You may have spotted that I’ve been banging on about games for the last few posts. That’s because I’ve been playing a lot of games. In fact I’ve been doing a lot more of that than reading books. And I’ve been thinking about how narrative works in games. Which has led to the obvious conclusion of trying to write a game.
So that’s what I’ve been up to.
And will be up to for a little while, because my joyful enthusiasm for writing a game has been met with the actual reality of writing a game.
Because games have code.
And all kinds of other shenanigans, as well as the, y’know, fun bit of writing some frippery.
But I’m giving it a go and will post the result here when I’m done. First off though, here’s a few initial thoughts.
How the arse does one start making a game? The good news is that there are a shedload of tools available for free these days. Including some pretty impressive pieces of kit. Like the Unreal Engine.
That’s the engine that games like the next Shenmue and Psychonauts sequels are being built around. It’s bona fide triple A. Also, hurrah for Psychonauts 2! So, being a rookie game developer, the engine responsible for massively ambitious games seemed like the very best place to start.
There are plenty of tutorials knocking around (of varying quality – one was by a chap who had no idea how to use it, but decided to upload a tutorial anyway. Weird), but I swiftly realised that it may have been just a tad ambitious. Particularly as I was missing the most important thing: an idea.
Stupid, huh? I wouldn’t start writing a novel or short story or play without a decent idea of what I was trying to accomplish, so how on earth could I start fiddling around with game design without a plan.
So I had a bit of a think about the games I’ve enjoyed the most recently – Life Is Strange, Witcher 3, The Stanley Parable to name a few – and what common themes I could glean. I’ve also, while looking for some light relief, been trying Wolfenstein: The New Order. It’s a standard linear shooter; very well put together, but I really have struggled to engage with it as it’s so… well… linear. So there’s the answer: I wanted to make something with options and choice.
An idea formed, and after a frank discussion with myself about my art skills (C at GCSE was bloody generous) I settled on an engine called Gamemaker Studio. There have been big games made with it – Undertale and Hotline Miami for example – but it seems a bit easier to get to grips with. There’s also a massive tutorial community on YouTube which is great and much needed.

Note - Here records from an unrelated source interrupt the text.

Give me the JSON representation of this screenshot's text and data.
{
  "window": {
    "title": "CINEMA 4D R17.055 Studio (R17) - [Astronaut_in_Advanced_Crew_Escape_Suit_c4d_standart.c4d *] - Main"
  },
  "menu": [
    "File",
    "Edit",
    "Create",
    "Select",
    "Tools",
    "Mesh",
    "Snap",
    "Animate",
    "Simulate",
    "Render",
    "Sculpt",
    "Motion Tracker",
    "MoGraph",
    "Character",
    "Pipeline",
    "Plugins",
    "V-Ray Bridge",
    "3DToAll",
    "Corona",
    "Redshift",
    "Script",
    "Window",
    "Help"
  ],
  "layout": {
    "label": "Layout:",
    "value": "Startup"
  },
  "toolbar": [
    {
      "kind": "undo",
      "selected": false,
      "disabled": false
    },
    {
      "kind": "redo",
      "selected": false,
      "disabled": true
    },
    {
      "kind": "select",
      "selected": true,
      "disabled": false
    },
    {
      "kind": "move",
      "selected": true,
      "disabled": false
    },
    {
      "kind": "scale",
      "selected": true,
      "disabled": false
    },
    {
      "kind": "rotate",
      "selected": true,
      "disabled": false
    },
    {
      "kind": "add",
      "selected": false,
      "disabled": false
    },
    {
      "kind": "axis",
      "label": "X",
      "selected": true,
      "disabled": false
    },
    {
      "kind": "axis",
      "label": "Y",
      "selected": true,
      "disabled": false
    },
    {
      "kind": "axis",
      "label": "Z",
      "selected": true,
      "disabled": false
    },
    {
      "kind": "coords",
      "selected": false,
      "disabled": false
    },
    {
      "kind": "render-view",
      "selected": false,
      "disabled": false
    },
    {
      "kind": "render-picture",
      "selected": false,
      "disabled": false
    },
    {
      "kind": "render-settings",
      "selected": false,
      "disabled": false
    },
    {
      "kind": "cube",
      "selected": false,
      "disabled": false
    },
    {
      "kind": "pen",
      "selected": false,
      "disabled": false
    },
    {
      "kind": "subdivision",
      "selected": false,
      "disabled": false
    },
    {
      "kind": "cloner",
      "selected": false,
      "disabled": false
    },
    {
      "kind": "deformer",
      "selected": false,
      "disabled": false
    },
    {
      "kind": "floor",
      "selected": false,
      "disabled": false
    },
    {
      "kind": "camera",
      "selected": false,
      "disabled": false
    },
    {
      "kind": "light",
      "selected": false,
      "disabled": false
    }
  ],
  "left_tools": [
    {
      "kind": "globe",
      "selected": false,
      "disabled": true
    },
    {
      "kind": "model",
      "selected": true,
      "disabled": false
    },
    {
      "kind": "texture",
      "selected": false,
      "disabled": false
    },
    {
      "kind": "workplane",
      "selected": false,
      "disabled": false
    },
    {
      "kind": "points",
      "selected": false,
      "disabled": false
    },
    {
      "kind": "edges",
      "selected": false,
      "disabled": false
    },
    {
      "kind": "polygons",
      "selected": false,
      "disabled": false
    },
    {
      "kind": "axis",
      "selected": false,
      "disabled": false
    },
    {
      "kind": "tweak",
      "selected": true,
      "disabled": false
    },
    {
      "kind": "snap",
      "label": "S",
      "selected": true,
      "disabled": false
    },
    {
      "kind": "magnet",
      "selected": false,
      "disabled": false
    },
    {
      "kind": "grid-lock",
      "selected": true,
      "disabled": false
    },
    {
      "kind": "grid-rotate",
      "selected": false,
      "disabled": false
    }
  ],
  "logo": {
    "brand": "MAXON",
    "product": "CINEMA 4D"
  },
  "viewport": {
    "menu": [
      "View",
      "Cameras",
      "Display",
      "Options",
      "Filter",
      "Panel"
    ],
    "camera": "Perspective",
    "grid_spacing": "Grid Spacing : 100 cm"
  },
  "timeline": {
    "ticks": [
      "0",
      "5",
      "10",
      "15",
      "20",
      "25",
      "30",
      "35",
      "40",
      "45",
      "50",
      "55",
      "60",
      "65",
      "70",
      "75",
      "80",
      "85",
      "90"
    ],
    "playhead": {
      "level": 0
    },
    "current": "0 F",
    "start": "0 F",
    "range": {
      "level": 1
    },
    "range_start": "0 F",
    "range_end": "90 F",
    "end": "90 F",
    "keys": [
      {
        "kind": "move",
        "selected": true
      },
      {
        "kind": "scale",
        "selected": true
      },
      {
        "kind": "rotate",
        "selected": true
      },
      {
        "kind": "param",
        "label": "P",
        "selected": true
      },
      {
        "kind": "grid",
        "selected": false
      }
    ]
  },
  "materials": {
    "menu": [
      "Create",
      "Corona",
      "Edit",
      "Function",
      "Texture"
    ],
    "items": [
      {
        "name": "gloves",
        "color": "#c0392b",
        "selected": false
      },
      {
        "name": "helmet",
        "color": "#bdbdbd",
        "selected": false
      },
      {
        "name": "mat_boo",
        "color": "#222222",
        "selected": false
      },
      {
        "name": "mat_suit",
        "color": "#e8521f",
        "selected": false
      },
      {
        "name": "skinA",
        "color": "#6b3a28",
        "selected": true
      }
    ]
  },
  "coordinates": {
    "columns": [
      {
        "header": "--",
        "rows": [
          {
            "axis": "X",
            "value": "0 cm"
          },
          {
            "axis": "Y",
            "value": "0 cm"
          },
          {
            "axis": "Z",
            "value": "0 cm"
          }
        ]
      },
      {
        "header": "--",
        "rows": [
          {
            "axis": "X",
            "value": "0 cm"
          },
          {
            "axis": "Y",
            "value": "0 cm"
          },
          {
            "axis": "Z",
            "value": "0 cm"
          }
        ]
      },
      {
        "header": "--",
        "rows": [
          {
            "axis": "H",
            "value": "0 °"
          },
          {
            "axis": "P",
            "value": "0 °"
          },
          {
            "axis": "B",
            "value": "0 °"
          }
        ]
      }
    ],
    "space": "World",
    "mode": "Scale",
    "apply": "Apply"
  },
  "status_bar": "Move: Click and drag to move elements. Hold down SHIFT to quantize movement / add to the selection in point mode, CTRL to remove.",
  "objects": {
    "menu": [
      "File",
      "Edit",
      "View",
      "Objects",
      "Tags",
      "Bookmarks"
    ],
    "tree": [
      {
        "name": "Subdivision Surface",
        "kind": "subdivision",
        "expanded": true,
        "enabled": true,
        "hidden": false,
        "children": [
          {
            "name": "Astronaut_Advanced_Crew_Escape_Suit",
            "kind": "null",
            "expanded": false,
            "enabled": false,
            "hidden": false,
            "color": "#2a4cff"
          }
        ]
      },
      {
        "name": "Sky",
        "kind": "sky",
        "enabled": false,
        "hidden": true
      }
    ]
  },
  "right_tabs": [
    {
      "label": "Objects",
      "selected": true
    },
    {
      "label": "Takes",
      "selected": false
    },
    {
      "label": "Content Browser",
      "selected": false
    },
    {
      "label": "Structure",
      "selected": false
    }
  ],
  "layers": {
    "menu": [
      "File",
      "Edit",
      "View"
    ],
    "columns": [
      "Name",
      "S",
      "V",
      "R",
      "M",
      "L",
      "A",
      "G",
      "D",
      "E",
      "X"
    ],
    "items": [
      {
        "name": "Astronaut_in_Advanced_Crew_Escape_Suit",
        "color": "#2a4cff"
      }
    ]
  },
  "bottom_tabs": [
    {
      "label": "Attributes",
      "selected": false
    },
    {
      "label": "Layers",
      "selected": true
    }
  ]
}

And so for the last few weeks I’ve been teaching myself the basics of coding, getting increasingly lost in ‘if’ statements, plus learning about pixel art. And somewhere in there I’ve written a load of dialogue and recorded half of it in a variety of silly voices.
Watch this space.
But don’t hold your breath.